Philosophy, Religion, Catholic Studies, and Peace & Conflict Studies Librarian at the University of Manitoba
Religion and Social Work Librarian
November 28, 2017
Student Nights Against Procrastination series
Social media as evidence
Overview of our own biases
3 ways to filter out disinformation and bias
false information deliberately presented as true or real
false information unintentionally presented as true or real
Here is the link to a digitized version of the original transcripts from the William J. Clinton Presidential Library & Museum
Even established newspapers now publish "advertorials"/sponsored content. It can sometimes be hard to spot. Look for clues in the header or the footer of the article. Find out who the author is.
The Syrian Archive preserves social media evidence of human rights violations for war crimes tribunals.
Humans have a tendency to believe or look for information that:
(1) confirms the beliefs they already believe
(2) makes them feel good about themselves
(3) makes people they care about look good
Humans have a tendency to discount information that:
(1) questions things they already believe
(2) makes them feel bad about themselves
(3) makes people they care about look or feel bad
Photo credit: FOTO:FORTEPAN / MHSZ (2016, CC BY-SA 3.0)
Source: Lenker, M. (2016). Motivated Reasoning, Political Information, and Information Literacy Education. portal: Libraries and the Academy, 16(3), 511-528. https://doi.org/10.1353/pla.2016.0030
Takeaway: we sometimes believe things without good evidence and we sometimes believe things in spite of evidence.
Get some context: Look at the bigger picture
- How does the article/book/website relate to other information? How does it fit into the larger world?
- Rather than only analyzing an information source on its own merits (close reading), take a look at similar or related sources (e.g., this is a good time to use GoogleScholar or even just Google [especially if it's a website]).
- If you are reading a book, look at book reviews; these are available through our catalogue. If you are looking at an article look at who cited it and see if there are some differing views.
- Talk to your librarian. They can point you to other sources and/or help flesh out the context of a source.
Distinguish between POV and evidence
- Assuming that all research is trying to show and/or make a case something, it is important to see if the information an author uses:
- Counts as appropriate evidence (e.g.,is it anecdotal, is it based on a study? Is there a review of alternative and similar theories? Is there argumentation for the POV)
- Supports the author's POV (e.g., is the argumentation linked to the POV? Is the author provided related, but not supportive, information?)
- Having a POV is not problematic in and of itself, but it needs to be supported by appropriate evidence to be credible.
- Avoid cherry picking: Don't just look for information that supports your hypothesis/argument.
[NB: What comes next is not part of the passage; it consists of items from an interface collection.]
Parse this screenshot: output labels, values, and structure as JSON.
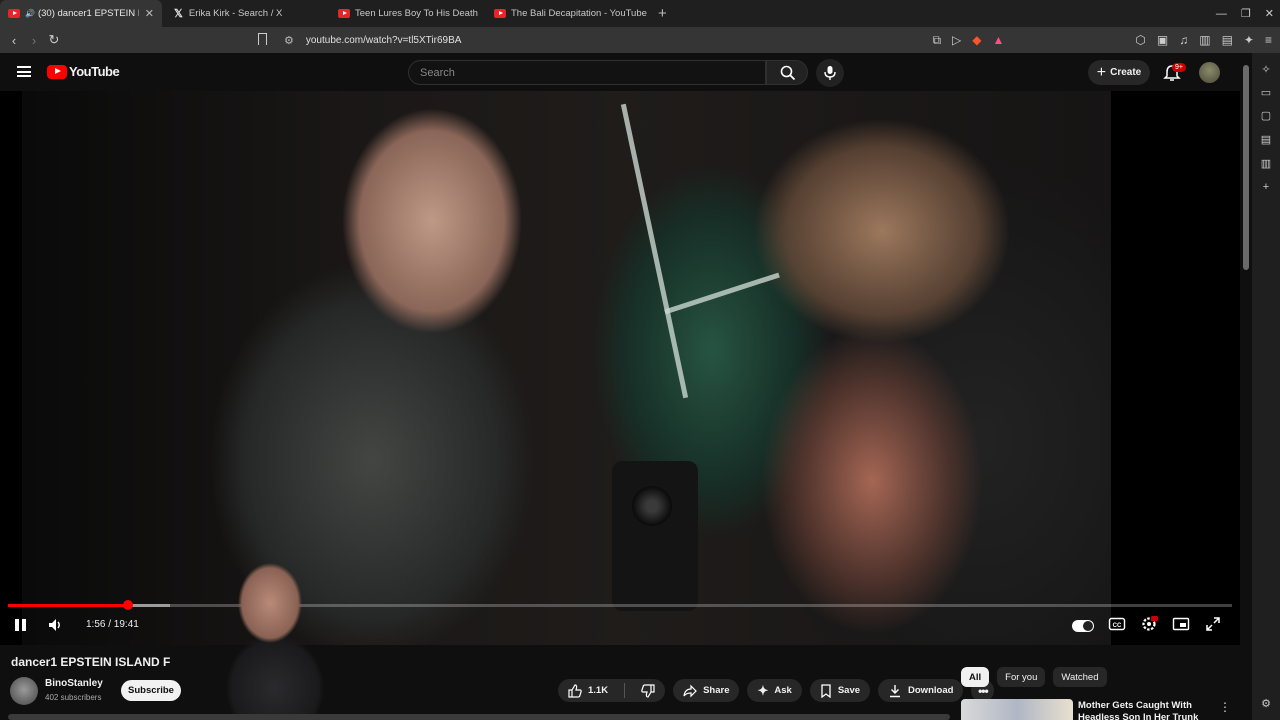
{
  "browser": {
    "tabs": [
      {
        "title": "(30) dancer1 EPSTEIN ISL...",
        "icon": "youtube-icon",
        "active": true
      },
      {
        "title": "Erika Kirk - Search / X",
        "icon": "x-icon",
        "active": false
      },
      {
        "title": "Teen Lures Boy To His Death, Th",
        "icon": "youtube-icon",
        "active": false
      },
      {
        "title": "The Bali Decapitation - YouTube",
        "icon": "youtube-icon",
        "active": false
      }
    ],
    "new_tab": "+",
    "url": "youtube.com/watch?v=tl5XTir69BA"
  },
  "youtube": {
    "logo_text": "YouTube",
    "search_placeholder": "Search",
    "create_label": "Create",
    "notification_badge": "9+",
    "accent": "#ff0000"
  },
  "player": {
    "time_display": "1:56 / 19:41",
    "progress_played_fraction": 0.098,
    "progress_loaded_fraction": 0.132
  },
  "video_info": {
    "title": "dancer1 EPSTEIN ISLAND F",
    "channel": "BinoStanley",
    "subscribers": "402 subscribers",
    "subscribe_label": "Subscribe",
    "like_count": "1.1K",
    "share_label": "Share",
    "ask_label": "Ask",
    "save_label": "Save",
    "download_label": "Download"
  },
  "recommendations": {
    "chips": [
      "All",
      "For you",
      "Watched"
    ],
    "first_title": "Mother Gets Caught With Headless Son In Her Trunk"
  }
}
Go broader and look at the context surrounding your POV.
- Strength in multiple perspectives: Even if you are sure your POV is right, think of plausible and credible counter-arguments or alternative perspectives. See if these alternative views have been written about. Addressing them usually makes the evidence supporting your POV stronger.
- Remember that we all have biases and that we tend to gravitate toward information that reflects those biases (this goes for accomplished scholars too).
Religion and Social Work Librarian
Elizabeth Dafoe Library
Monday: Search like a pro
Tuesday: Evaluating sources
Wednesday: When to cite
Thursday: How to cite
SNAP: Information Evaluation
By Dom Taylor